Hitachi Energy, the $10 billion-by-revenue energy arm of the Japanese conglomerate, says it suffered a data breach after a vulnerability in software from supplier Fortra GoAnywhere MFT was exploited by cybercriminals.
The managed file transfer (MFT) vulnerability, allocated CVE-2023-0669, was first disclosed on February 3 and has since been used to leapfrog into other corporate systems, with cloud backup specialist Rubrik also hit.
GoAnywhere MFT is a file transfer product that can be deployed in enterprise networks, as a hosted SaaS product, or on cloud platforms such as AWS. Fortra pushed a patch on February 7 after the 0day was exploited.
Hitachi Energy’s March 17 statement on the incident is an exercise in opacity that fails to explain what, precisely, happened or what was lost: “Our network operations or security of customer data have not been compromised. We will continue to update relevant parties as the investigation progresses” the company said.
But it also says it has “engaged forensic IT experts to help us analyze the nature and scope of the attack” and that the incident “could have resulted in an unauthorized access to employee data in some countries…”
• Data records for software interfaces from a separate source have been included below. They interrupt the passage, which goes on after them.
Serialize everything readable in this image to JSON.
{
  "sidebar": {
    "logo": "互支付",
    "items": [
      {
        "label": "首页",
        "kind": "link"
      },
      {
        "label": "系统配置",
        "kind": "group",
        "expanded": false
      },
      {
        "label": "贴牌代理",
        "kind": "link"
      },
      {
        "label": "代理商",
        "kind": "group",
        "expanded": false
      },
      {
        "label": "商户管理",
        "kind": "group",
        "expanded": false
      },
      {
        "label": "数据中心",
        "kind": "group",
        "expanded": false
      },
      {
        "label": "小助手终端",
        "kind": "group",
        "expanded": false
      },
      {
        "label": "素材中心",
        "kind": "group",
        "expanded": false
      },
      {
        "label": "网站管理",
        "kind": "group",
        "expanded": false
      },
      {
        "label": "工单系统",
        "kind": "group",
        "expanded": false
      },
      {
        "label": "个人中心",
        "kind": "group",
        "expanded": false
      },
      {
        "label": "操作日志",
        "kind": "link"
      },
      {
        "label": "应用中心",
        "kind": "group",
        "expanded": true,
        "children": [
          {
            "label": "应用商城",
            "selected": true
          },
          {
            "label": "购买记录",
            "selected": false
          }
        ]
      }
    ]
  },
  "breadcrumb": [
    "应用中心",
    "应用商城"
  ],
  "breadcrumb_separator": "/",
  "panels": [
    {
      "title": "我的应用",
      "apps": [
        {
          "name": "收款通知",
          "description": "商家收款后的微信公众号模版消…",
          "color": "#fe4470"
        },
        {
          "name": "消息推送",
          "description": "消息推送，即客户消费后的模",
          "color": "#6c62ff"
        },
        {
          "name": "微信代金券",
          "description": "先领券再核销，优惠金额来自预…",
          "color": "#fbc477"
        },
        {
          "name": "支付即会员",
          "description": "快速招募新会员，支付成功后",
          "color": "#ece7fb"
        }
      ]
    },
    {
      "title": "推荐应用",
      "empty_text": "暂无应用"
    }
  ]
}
GoAnywhere MFT breaches: Over 100 victims believed hit
Two other high-profile victims of GoAnywhere MFT service exploitation are Rubrik and Hatch Bank.
Rubrik, a rapidly growing disaster recovery and backup specialist, said on March 14: “We detected unauthorized access to a limited amount of information in one of our non-production IT testing environments as a result of the GoAnywhere vulnerability,” with CISO Michael Mestrovich (a former CIA CISO) adding: “The unauthorized access did NOT include any data we secure on behalf of our customers via any Rubrik products.”
The current investigation has determined there was no lateral movement to other environments. Rubrik took the involved non-production environment offline and leveraged our own security systems and solutions to quickly contain the threat and help restore our test environment” Mestrovich added in a short blog.
The incident is just the latest reminder however of how challenging it is for CISOs to manage software supply chain risk and the importance of robust network segmentation to minimalism lateral movement by attackers; something both Hitachi Energy and Rubrik appear – from the limited visibility we have – to have handled well.
As first reported by TechCrunch, fintech Hatch Bank was also a victim, saying in notifications filed with Attorney General's offices that the GoAnywhere MFT vulnerability had been used to steal data of 139,493 customers.
Fortra’s GoAnywhere MFT software is the latest major file transfer software platform to be abused by hackers for downstream access. A high speed IBM file transfer platform, Aspera Faspex, has also been actively attacked by hackers who are exploiting a critical remote code execution vulnerability that requires no authentication to use, CISA warned in February. The IBM Aspera Faspex vulnerability being exploited, CVE-2022-47986, is due to a YAML deserialisation flaw and exploits an obsolete API call; it targets what Assetnote researcher Garrett described as “some specific code patterns that tend to be seen inside Ruby on Rails applications.”
The breach of file transfer software provider, Accellion in 2021 meanwhile saw sensitive data stolen from hundreds of blue chips, including Shell, Morgan Stanley, global law firm Goodwin Procter among others.